It says a lot about our ridiculous state of politics when we say that voters desire an American president who isn't exceptional, elite, smart, extraordinary and the best of the best.
Instead, we get these silly narratives that say we desire a president who is regular, ordinary and a person we want to hang out with and have a beer.
Sorry, that's dumb.
We have low expectations for a lot of people, and that is the last thing we should want from the leader of the free world. So why all of the talk about playing down expectations for President Barack Obama and Mitt Romney in Wednesday's first presidential debate?
Excuse me, campaign workers, surrogates and silly media folks. When those two hit the stage, I expect the same quality as if I was watching a professional football game or had paid top dollar for a concert ticket, they better bring it.
This routine game of playing down expectations is utterly silly. Even asking the question, as far as I'm concerned, is dumb. President Obama and Romney should be prepared to deliver a superb performance and show a mastery of policy, proving they can handle the difficult job of being president.

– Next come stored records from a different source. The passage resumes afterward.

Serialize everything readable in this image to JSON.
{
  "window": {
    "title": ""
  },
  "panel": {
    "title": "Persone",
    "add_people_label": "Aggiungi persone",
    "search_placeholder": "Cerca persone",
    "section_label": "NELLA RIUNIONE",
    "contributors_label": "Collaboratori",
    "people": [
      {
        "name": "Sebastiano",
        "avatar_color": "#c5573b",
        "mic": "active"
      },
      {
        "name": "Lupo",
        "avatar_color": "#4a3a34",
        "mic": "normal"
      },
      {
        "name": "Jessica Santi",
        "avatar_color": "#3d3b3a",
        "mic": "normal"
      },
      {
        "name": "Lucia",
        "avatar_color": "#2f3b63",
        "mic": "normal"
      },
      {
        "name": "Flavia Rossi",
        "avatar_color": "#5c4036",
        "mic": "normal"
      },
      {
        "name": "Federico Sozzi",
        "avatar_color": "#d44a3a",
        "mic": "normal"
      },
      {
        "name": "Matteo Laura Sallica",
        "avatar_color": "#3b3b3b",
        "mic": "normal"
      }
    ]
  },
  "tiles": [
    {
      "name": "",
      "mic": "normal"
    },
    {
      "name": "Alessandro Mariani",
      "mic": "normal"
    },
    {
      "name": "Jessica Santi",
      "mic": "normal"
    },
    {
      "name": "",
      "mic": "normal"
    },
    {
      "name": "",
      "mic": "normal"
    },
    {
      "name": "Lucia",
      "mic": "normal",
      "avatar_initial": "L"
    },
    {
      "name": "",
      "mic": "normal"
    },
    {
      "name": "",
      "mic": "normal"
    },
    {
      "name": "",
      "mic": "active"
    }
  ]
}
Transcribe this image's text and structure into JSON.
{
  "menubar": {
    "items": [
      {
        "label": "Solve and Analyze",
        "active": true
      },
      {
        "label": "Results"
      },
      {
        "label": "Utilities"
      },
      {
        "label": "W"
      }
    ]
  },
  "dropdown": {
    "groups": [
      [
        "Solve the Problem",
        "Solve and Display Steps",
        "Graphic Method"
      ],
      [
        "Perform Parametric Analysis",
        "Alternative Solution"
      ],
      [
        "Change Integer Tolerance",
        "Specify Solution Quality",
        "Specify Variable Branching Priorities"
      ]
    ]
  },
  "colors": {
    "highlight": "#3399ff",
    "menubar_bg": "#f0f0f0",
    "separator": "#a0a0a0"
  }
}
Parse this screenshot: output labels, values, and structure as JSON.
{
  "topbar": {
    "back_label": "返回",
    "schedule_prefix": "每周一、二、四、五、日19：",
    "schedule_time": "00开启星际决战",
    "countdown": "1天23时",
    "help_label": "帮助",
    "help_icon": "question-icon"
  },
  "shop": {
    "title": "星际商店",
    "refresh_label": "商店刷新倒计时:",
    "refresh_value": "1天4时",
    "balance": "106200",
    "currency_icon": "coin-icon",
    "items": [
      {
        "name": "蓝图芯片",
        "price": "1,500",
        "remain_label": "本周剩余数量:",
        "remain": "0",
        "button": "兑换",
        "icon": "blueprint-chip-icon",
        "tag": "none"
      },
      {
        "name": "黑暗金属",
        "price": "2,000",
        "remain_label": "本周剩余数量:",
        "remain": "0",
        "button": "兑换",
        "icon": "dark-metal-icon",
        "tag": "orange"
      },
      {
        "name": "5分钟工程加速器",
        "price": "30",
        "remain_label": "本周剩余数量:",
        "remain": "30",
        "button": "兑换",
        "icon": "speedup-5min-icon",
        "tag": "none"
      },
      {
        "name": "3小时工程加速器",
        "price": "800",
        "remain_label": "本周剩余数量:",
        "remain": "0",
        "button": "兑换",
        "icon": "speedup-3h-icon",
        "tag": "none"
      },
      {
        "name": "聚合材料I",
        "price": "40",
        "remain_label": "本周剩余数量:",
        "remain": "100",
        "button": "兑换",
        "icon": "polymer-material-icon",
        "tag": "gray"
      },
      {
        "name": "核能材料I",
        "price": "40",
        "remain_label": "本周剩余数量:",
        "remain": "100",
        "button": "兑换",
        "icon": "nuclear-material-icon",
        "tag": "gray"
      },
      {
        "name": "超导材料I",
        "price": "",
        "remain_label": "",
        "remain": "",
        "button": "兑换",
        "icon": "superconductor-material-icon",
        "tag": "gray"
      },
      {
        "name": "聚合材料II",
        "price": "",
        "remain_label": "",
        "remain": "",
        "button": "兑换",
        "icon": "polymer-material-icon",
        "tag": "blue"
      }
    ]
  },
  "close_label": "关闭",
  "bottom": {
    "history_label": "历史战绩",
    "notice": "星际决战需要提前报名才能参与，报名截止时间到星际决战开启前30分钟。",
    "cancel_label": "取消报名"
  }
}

Their suit, tie and hairstyle are of no consequence. I know it's a movie, but President Shepherd had it right in "The American President:" "This is a country made up of people with hard jobs that they're terrified of losing. The roots of freedom are of little or no interest to them at the moment. We are a nation afraid to go out at night. We're a society that has assigned low priority to education and has looked the other way while our public schools have been decimated. We have serious problems to solve, and we need serious men to solve them."
Frankly, the last things we need are two candidates whining about how they are "ok" and not up to snuff when debating.
Between Obama and Romney, they have run for state Senate, U.S. congress, governor, U.S. Senate and the Democratic and Republican presidential nominations. They've had too many debates to count, so please, cut the crap. Both have won and lost elections and none solely have been based on a debate.
This is one of those instances where the news media plays a willing foil to the shenanigans of both political camps. At some point we have to call BS exactly that.
When the debate is all over, let's hope we don't see commentators on cable and broadcast networks run with the silly "who looked more presidential" talk. The moment you begin to hear fluff over substance, turn the channel.
What matters most is what Obama and Romney say and whether they have a vision for America. Their passion, compassion, knowledge and ideas are the most critically important things to see and hear.
My wife and I are raising two of my nieces, and we don't want them to simply pass their classes; we want them to excel. We don?t need a presidential candidate to just "get through" these debates. We want them to show us that they have the right stuff to occupy 1600 Pennsylvania Ave.
Roland S. Martin is an award-winning CNN analyst and author of the book "The First: President Barack Obama's Road to the White House as Originally Reported by Roland S. Martin." Please visit his website at RolandSMartin.com. To find out more about Roland S. Martin and read his past columns, visit the Creators Syndicate Web page at www.creators.com.